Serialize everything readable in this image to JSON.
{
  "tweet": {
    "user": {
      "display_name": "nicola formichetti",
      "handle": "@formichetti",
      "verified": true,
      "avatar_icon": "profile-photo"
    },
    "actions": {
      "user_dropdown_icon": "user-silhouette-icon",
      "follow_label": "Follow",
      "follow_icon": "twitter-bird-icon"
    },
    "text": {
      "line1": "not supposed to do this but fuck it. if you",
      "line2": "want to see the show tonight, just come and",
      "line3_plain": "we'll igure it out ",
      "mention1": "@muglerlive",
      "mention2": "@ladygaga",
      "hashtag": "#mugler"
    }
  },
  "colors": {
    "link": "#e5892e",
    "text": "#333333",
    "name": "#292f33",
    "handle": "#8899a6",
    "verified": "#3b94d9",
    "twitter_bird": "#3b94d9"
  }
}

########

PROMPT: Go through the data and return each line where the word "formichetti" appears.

RESPONSE TO THIS EXERCISE:
      "display_name": "nicola formichetti",
      "handle": "@formichetti",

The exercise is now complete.